He was looking me in the eye when I asked the question. He then turned and faced straightaway as he gathered his thoughts - and the silence, which seemed to go on forever, but listening to the audio again, was perhaps four or five seconds, was deafening.
“Even though I’ve been doing this for 14 years, I guess I could best answer that based on this being the 14th year that I’ve been the head coach, every season and every game that I’ve ever been the coach of the team of, I’ve felt an urgency to figure out a way to get more points than the other guys,” Groh said in our interview at the 2007 ACC Football Kickoff in Pinehurst, N.C., last week.
And so it will be for Groh, who returned to his alma mater in 2001 talking about taking the Virginia program - which had to that point enjoyed a good bit of success under his predecessor, George Welsh - to the next level.
I was at the press conference where Groh was introduced to the media as the new UVa. coach - and I remember how he invoked the words national championship to describe his goals for the Virginia football program.
In his seventh season now, Groh has not seen anything near that level of success - going 42-33 overall and just 25-23 in the ACC.
Another broadcaster at the Football Kickoff confronted Groh with those numbers as a preface to another question - eliciting an interesting response from the coach.
“I didn’t know that - because I haven’t taken the time to add it up,” Groh said, before getting to the substance of the followup question, which was asked to get Groh to muse out loud on what more he wanted to do to get the UVa. program back on track after last year’s lackluster 5-7 finish.
“What more do we want to do? We want to win 13 in a year. I think that’s the objective every year,” Groh said.
When the broadcaster pressed on to get Groh to talk about his run at Virginia to date, Groh asserted that he looks back at past records only “as a means to make things better in the future.”
“I don’t see that it serves any purpose - what happened in 2002, I don’t think, has any bearing on what happens in 2007. What happened in the third week of the season doesn’t have any bearing on what happens the fourth week of the season. They’re all individual entities - whether it’s individual games or individual seasons. They’ve got to be put together differently,” Groh said.
It seems that the message is getting through to his players. Star defensive end Chris Long was asked a similar question at the Kickoff, and the intense Long made it clear that he doesn’t think the spotlight should be on Groh and his staff as much as it should be on himself and his teammates.
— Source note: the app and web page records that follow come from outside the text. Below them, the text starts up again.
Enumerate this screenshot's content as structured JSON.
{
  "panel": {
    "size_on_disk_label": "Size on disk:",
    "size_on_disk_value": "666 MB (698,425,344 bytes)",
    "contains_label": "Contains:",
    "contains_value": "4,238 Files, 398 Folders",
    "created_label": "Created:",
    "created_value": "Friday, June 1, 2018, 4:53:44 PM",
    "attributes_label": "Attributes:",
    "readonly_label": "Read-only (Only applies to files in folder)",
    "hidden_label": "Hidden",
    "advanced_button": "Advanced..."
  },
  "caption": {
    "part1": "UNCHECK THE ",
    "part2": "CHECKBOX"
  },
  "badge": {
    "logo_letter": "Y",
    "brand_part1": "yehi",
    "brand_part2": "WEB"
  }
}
“As far as coaches go, we’re the ones who have to make the plays,” Long said. “I’ve never seen an assistant coach make a tackle, fumble, throw an interception. We have to execute.
“We’re a family, and we’re going to stand by each other and have the success this year that we all want to have very badly,” Long said.